This year, since we had to pick up our daughter in Riggins Idaho from a family thing, we chose to camp in that area to make it easier on ourselves.
Last year we camped between Riggins and Whitebird, and we were so miserable with zero tree's meaning no shade and our only savior was the salmon being a 2-minute walk away.
So when we figured out we needed to camp outside of Riggins I was desperate to find a solution so that I wasn't burning to a crisp again. So onto Facebook with an SOS to my friends and family I went and they did not let me down. Within two-days multiple people told me I HAD to go to the Seven Devils Campground which is about 18-miles outside of Riggins. Highlight it's free and it's not even a 4-minute hike to Seven Devils Lake.
Now for a camping trip that was almost canceled because of snow warnings on the trails and not being able to reserve the camp spot, the hubby and I were so so grateful that we had decided to go anyway. The "no trailers, RV's etc" type warning made perfect sense once we got on the narrow dirt road, but holy smokes the views for the 18-mile drive were so worth it. The Seven Devil Mountains raised up like huge welcoming arms to any outdoor adventure junkies and once we hit the campground we were sold...not to mention the three-heard of horses that greeted us and really loved our car and my hubby just a wee-bit too much.

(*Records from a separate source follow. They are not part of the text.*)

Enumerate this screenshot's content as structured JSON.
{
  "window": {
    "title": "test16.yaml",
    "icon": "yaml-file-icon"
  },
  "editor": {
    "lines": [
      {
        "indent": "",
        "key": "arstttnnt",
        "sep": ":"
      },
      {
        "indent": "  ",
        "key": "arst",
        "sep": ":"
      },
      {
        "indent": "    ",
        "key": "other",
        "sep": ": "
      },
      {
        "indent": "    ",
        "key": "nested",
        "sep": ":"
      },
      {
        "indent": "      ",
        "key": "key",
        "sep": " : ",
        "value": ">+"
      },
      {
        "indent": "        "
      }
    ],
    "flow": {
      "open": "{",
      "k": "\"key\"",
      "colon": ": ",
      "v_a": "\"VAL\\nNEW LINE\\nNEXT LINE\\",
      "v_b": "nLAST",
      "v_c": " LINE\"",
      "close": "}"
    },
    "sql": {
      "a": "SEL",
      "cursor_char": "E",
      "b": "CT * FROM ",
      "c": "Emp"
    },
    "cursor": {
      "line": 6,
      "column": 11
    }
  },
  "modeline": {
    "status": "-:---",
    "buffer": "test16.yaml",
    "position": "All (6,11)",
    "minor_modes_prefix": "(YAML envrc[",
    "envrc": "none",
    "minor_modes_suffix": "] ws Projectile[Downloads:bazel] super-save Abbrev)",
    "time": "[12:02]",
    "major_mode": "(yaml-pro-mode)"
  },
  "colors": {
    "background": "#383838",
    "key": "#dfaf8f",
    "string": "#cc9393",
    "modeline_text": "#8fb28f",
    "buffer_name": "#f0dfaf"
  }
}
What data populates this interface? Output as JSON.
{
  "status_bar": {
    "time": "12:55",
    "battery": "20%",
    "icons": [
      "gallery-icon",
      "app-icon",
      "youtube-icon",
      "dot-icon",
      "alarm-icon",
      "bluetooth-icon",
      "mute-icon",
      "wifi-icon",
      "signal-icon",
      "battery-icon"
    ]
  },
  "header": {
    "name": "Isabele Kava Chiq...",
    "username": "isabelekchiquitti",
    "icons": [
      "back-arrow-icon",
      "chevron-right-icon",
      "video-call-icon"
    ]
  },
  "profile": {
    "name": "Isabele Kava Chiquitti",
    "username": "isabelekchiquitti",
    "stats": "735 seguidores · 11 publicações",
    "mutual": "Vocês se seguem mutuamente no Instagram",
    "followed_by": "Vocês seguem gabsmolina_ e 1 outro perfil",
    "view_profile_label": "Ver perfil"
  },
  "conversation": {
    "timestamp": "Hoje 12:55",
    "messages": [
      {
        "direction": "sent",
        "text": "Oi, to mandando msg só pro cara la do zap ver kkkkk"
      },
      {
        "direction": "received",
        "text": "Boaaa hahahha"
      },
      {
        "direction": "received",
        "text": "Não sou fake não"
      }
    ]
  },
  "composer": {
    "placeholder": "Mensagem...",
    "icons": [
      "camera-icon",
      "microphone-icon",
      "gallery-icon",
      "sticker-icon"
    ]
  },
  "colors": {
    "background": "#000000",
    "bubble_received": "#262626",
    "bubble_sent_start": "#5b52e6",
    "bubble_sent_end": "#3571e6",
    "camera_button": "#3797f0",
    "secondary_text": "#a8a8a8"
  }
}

Most of the camp sites came with a table and all of them came with a fire pit. Like I mentioned earlier, from no matter where you were in the campground you were no more then a 5-10 minute easy going hike to the Seven Devils lake which is snow fed and just beautiful (and a great spot for fishing if it's your thing.) There were vault toilets but no showers, although once again the lake was near by so if you really needed it, you always had that option.
There was over 28-miles of hiking loops and most of the trails were also horse trails which just opens up possibilities. The campground had so many cool rocks everywhere my kids were having a blast mini-bouldering everywhere. And the best part was that there was TREES. Lots and lots of trees. We had shade and I didn't burn to a crisp like I had the year prior. And of course, when there's trees, there's our ENO hammock...which has been officially labbeled as our built-in camping babysitter. Since as soon as that thing goes up, our kids are there. Hanging out, sometimes fighting over who gets what spot, reading, napping etc etc etc.
To end our fourth of July festivities, due to having to be at work Tuesday morning, we scooted up North back home on Monday afternoon and ended with BBQ-ing it up and having some fun with fireworks and Ice Cream.
The most important thing for the hubby and I is to always have a good adventure but to have it with our kids as often as we can. Letting the kids boulder around a bit, hanging out in the hammock, summiting our hike around the lake, getting messy with ice cream and screaming with joy for the fireworks...all of these things are what makes our family...our family. And we wouldn't have it any other way.
With Grace + Guts